Why haven't they been cutting dividends? Livsey doesn't give us the answer. But might it be yet another unintended (and bad) consequence of super low/negative interest rates?

Given the paucity of returns elsewhere, ageing investors across the West have handed their cash and their faith over to income fund managers in the hope of keeping their retirement shows on the road: they have stopped treated equities as growth assets and started treating them like bonds. And while the yield on shares in these companies might be 8% today, it will be much less on the purchase price of most investors.

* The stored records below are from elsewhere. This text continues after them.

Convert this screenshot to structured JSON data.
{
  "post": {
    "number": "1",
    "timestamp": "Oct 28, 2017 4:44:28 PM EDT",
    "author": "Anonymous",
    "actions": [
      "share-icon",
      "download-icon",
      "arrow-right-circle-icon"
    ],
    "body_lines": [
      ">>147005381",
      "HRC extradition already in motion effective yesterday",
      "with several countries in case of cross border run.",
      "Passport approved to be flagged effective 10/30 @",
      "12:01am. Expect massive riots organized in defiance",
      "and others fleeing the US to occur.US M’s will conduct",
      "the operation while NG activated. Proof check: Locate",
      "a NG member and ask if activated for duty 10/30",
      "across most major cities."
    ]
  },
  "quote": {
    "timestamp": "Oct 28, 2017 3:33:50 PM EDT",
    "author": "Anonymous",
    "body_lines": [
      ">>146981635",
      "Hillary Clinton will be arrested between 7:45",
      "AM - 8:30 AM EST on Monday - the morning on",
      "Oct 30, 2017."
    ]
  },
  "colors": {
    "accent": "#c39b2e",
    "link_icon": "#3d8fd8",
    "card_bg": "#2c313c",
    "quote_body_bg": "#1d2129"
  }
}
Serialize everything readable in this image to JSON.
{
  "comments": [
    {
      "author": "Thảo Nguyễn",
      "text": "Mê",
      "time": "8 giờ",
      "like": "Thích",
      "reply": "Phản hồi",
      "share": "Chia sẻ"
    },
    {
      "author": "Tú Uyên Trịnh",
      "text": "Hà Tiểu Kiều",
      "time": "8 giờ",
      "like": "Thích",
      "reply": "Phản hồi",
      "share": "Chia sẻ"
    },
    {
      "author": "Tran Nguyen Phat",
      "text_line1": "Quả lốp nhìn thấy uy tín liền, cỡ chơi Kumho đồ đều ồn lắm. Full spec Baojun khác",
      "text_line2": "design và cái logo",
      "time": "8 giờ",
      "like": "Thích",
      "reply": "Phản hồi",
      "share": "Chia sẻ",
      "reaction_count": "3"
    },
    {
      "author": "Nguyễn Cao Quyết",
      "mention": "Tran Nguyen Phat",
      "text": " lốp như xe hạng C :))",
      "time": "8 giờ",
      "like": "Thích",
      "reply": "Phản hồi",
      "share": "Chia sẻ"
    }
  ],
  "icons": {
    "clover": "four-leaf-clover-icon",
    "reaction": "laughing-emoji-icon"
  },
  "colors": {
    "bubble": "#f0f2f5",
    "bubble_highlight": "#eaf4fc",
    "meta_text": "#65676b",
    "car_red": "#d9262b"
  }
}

Perhaps companies know that and they know that when they lose the faith of an income-dependent shareholder (institutional or retail) it is going to be tough to regain. That makes it much harder for them to cut dividends, despite the clear need for them to do so. One more thing for you to add the growing list of perverse effects of bad monetary policy.

Merryn Somerset Webb

Merryn Somerset Webb started her career in Tokyo at public broadcaster NHK before becoming a Japanese equity broker at what was then Warburgs. She went on to work at SBC and UBS without moving from her desk in Kamiyacho (it was the age of mergers).

After five years in Japan she returned to work in the UK at Paribas. This soon became BNP Paribas. Again, no desk move was required. On leaving the City, Merryn helped The Week magazine with its City pages before becoming the launch editor of MoneyWeek in 2000 and taking on columns first in the Sunday Times and then in 2009 in the Financial Times

Twenty years on, MoneyWeek is the best-selling financial magazine in the UK. Merryn was its Editor in Chief until 2022. She is now a senior columnist at Bloomberg and host of the Merryn Talks Money podcast -  but still writes for Moneyweek monthly. 

Merryn is also is a non executive director of two investment trusts – BlackRock Throgmorton, and the Murray Income Investment Trust.